Disability News

Brain injured face benefits 'trap'

Diagrammatic image of brain 

It is claimed that simple tests fail to measure the effects of brain injury

People with brain injuries are stuck in a 'revolving door' of benefits assessments, it has been claimed.

The brain injury charity Headway and personal injury lawyers Digby Brown have said many people with brain injuries are failing the government's new benefits assessments.

Many have their benefits reinstated on appeal.

The Department for Work and Pensions (DWS) believes the assessments will help people avoid a "life on benefits".

Some people have had their benefits removed and reinstated three times in the last two years.

Steven Walker 

People like Steven Walker claim the system has treated them unfairly

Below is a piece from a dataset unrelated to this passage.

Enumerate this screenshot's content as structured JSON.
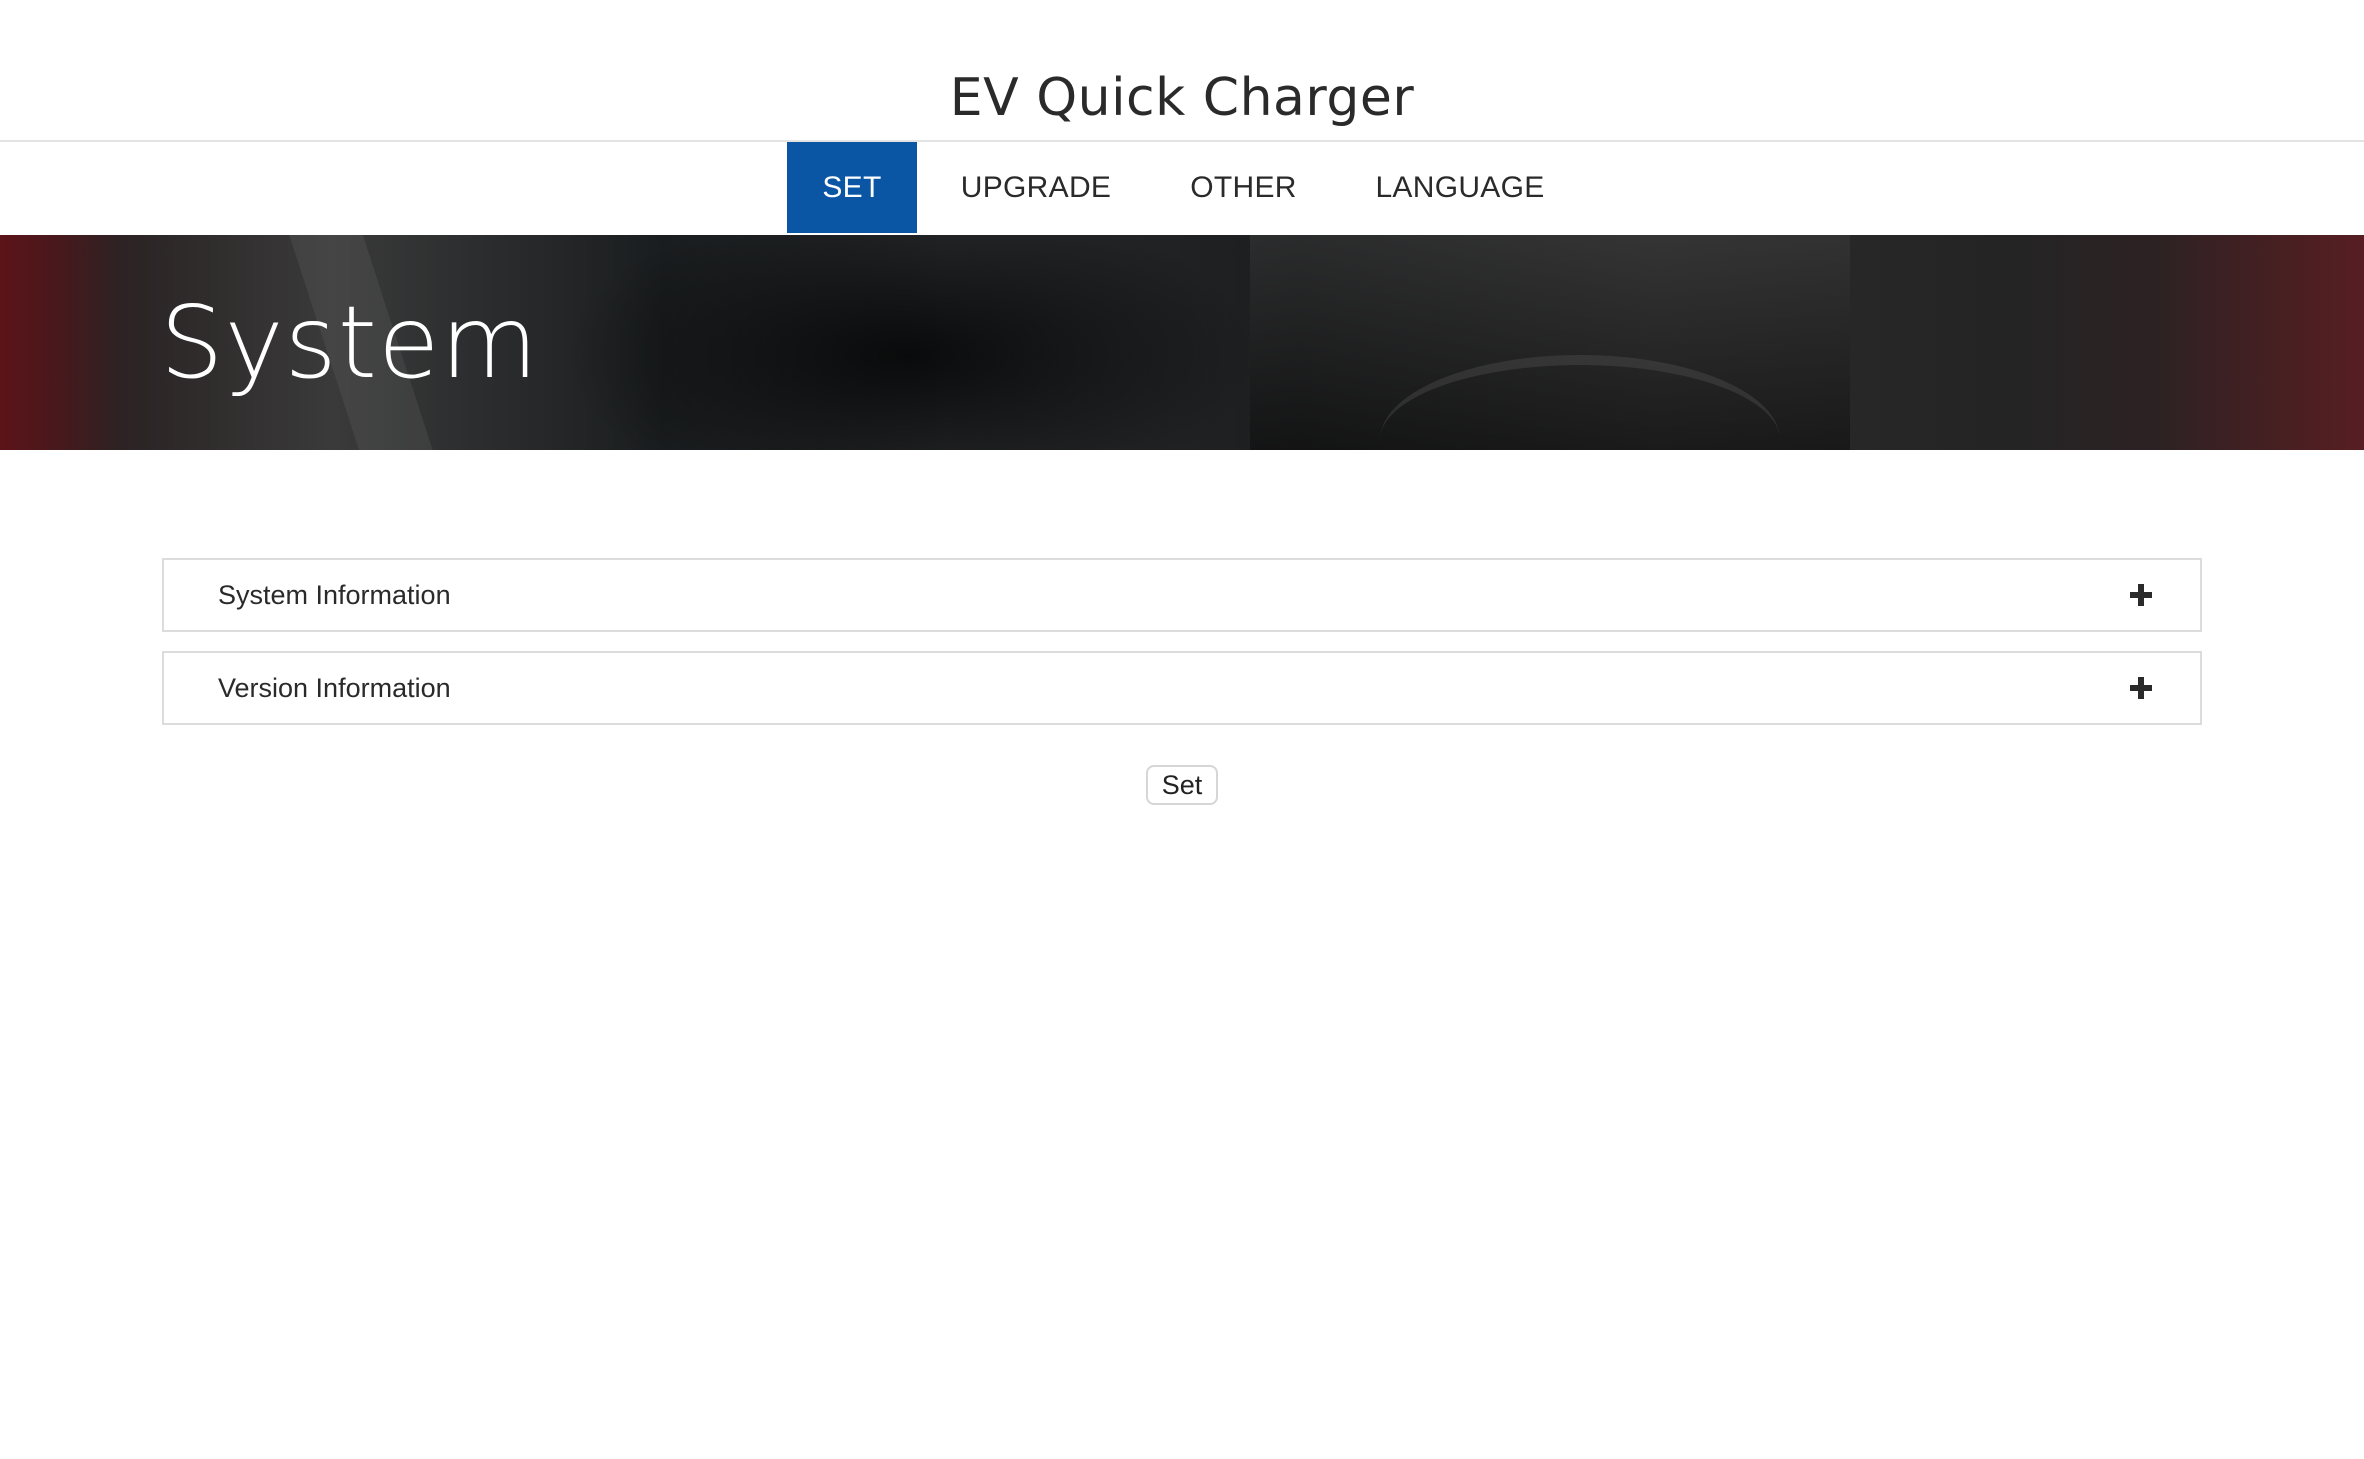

Anyone who is claiming benefits for a disability or illness now has to have regular "work capability assessments" under changes to the benefits system brought in by the Westminster government in 2008.

Assessments are carried out by Atos Healthcare for the Department of Work and Pensions.

Simon Glen, Headway project co-ordinator, claimed the assessors don't ask probing questions.

He said: "Thinking problems - problems with memory or planning or concentration - are all hidden but they really affect your life.

"If you don't remember how to get somewhere, where you are, or who people are, that really affects your life.

"The assessment process doesn't really pick up these cognitive problems."

"It can be an absolute nightmare for clients," said Kathleen McMonagle, a client support manager with Digby Brown.

"Time and time again they're going for these assessments and being asked a very closed set of questions.

"A decision is made that they're fit for work. They go to appeal. They win. They go back to the Department for Work and Pensions and they're automatically referred for another health assessment.

"They fail again, and we're back to square one."

Standard questions

Steven Walker has had his benefits removed and reinstated three times in the last two years. He suffered a severe brain injury when he had an epileptic seizure.

He explained: "They don't realise the effect of the brain injury, and they don't ask you true questions.

"They just ask you standard questions which require a 'yes' or a 'no'. It's all very worrying because then you have to go to appeal. It's not very fair."

Digby Brown has seen a big increase in the number of clients who are constantly having to go to appeal to have their benefits reinstated.
 

Start Quote

We know that conditions affect different people in different ways and can change over time, so it's right that people should be reassessed rather than written off to life on benefits”

End Quote DWS

It provides a welfare rights service to its existing clients and also to people referred by charities such as Headway.

Official figures suggest around 30% of decisions are being overturned but Digby Brown says 90% of clients with brain injuries are having decisions reversed.

Atos Healthcare told the BBC that the policy and criteria for assessments is designed and defined by the government.

It added that all those who carry out work capability assessments are fully trained doctors, nurses and physiotherapists with at least three years clinical experience.

The Department for Work and Pensions said that assessments had already been improved since 2010.

It believes people win an appeal when they provide new evidence.

A spokesperson said: "We know that conditions affect different people in different ways and can change over time, so it's right that people should be reassessed rather than written off to life on benefits."


From BBC